What's going on?
Delta Air Lines shareholders were dealt a pleasant surprise when they checked into the market on Tuesday: the carrier’s stock price got a 4% upgrade after quarterly earnings beat expectations.
What does this mean?
Delta’s financial results for late 2019 overshot the runway: revenue was up 6.5% on a year before, while profit flew more than 30% higher. That was partly down to cheaper fuel lowering costs and domestic demand from US flyers hitting an all-time high over the holiday season. But Delta also banked on the sale of its stake in Brazilian airline Gol, recently ditched in favor of an investment in larger competitor Latam.

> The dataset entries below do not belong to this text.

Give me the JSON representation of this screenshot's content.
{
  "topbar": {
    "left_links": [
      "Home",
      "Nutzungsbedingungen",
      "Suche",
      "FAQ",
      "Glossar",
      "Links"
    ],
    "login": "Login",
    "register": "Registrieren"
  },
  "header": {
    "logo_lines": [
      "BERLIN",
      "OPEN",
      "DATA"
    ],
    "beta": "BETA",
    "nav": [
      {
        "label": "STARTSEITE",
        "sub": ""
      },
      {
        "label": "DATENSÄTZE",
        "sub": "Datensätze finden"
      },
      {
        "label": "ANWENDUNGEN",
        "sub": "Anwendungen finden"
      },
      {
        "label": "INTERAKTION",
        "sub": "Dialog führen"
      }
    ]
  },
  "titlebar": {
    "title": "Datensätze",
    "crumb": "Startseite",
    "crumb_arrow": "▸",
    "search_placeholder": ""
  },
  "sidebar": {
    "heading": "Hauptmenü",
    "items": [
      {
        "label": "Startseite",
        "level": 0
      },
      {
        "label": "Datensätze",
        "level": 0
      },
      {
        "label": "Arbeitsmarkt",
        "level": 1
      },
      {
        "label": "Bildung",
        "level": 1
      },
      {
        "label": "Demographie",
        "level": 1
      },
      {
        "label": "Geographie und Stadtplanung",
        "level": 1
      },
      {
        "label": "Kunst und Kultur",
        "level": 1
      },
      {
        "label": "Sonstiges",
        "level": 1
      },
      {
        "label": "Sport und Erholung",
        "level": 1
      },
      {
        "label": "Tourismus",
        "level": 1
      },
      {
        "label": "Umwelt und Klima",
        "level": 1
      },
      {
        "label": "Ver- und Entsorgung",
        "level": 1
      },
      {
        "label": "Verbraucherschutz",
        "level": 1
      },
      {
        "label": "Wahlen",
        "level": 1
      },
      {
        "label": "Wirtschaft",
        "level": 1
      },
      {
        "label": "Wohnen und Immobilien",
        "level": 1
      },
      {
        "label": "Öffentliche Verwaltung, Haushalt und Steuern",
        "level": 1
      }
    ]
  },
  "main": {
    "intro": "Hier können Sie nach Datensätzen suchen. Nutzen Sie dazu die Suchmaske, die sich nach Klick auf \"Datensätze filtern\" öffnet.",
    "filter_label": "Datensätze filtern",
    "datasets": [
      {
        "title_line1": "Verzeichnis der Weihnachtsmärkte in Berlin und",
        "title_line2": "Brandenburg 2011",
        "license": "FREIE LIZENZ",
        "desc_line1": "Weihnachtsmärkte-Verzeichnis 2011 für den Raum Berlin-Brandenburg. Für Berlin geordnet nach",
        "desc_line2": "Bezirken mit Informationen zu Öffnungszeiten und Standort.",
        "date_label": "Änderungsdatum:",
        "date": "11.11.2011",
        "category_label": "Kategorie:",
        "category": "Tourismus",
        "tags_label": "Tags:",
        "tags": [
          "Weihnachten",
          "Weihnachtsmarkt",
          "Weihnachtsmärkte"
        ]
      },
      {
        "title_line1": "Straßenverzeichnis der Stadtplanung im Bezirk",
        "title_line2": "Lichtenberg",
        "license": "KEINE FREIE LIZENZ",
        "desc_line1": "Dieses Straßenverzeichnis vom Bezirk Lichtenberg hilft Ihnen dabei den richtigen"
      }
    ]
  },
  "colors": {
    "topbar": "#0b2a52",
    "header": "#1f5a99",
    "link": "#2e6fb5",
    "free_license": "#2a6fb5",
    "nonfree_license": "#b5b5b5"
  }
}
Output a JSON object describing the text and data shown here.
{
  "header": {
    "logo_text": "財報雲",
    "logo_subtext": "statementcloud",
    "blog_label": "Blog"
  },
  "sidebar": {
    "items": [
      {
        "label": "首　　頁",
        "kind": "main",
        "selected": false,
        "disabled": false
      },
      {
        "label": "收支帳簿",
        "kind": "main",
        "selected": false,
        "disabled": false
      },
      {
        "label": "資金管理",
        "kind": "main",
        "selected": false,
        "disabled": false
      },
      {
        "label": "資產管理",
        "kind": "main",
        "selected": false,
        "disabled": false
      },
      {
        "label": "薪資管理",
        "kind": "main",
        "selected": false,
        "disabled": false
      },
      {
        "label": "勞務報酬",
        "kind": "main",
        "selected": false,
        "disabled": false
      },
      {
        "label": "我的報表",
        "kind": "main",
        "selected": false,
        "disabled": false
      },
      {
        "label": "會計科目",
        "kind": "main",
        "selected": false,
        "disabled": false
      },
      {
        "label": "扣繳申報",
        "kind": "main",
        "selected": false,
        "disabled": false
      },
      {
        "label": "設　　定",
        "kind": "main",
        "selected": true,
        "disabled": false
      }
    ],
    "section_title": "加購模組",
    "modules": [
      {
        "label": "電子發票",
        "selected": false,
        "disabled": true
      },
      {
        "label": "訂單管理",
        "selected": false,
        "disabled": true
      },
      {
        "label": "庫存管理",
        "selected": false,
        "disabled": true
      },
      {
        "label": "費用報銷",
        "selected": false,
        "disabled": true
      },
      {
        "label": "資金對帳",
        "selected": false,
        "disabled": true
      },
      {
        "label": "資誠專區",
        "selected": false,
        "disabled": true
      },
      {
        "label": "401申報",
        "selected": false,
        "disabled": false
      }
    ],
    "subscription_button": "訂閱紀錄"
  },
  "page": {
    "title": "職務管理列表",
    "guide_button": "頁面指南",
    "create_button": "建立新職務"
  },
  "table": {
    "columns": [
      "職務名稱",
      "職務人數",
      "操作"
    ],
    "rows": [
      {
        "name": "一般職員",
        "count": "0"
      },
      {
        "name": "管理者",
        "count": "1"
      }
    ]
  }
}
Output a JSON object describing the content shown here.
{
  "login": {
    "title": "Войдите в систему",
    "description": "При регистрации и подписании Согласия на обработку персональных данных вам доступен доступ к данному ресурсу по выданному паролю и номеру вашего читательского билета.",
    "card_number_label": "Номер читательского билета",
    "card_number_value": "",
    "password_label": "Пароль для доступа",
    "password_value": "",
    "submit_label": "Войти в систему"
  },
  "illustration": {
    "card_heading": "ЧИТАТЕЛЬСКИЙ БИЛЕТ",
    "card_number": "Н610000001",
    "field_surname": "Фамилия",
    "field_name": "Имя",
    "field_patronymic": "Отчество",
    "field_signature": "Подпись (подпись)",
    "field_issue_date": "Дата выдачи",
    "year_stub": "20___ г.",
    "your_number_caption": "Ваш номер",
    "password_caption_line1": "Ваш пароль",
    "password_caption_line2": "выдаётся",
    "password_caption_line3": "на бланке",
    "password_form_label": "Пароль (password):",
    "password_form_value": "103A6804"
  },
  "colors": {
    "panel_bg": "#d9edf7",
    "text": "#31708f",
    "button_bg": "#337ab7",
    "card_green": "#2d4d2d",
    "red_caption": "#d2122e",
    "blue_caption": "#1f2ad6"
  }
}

Delta cemented its status as a high-flyer, too. Revenue from its premium cabins – business and first class – grew 9%, twice as fast as economy-class revenue. There may be some mild turbulence ahead, however: the airline said flying costs could rise by up to 3% this quarter, partly due to higher staff salaries.
Why should I care?
For markets: Boeing, Boeing, gone.
Another contributor to Delta’s quality quarter was the Boeing 737 Max debacle. While Delta doesn’t fly the grounded plane, its competitors do – so when they canceled flights, travelers turned to Delta instead. If and when Boeing’s jets get set to fly again, Delta could lose out. But its loss may be America’s gain: the US treasury secretary warned on Sunday that Boeing’s woes could reduce US economic growth this year by 0.5 percentage points.
Zooming out: Vertigo or acrophobia?
Air travel is a mercurial industry, and success often lies outside companies’ hands – as the recent mixed fortunes of two European airlines lay bare. Low-cost Irish carrier Ryanair raised its earnings forecast last week, saying bumper Christmas bookings could boost profit by $165 million. UK regional carrier Flybe, however, is flying on empty: a weak pound and Brexit uncertainty have hurt its bookings, forcing it to look to the UK government for a parachute.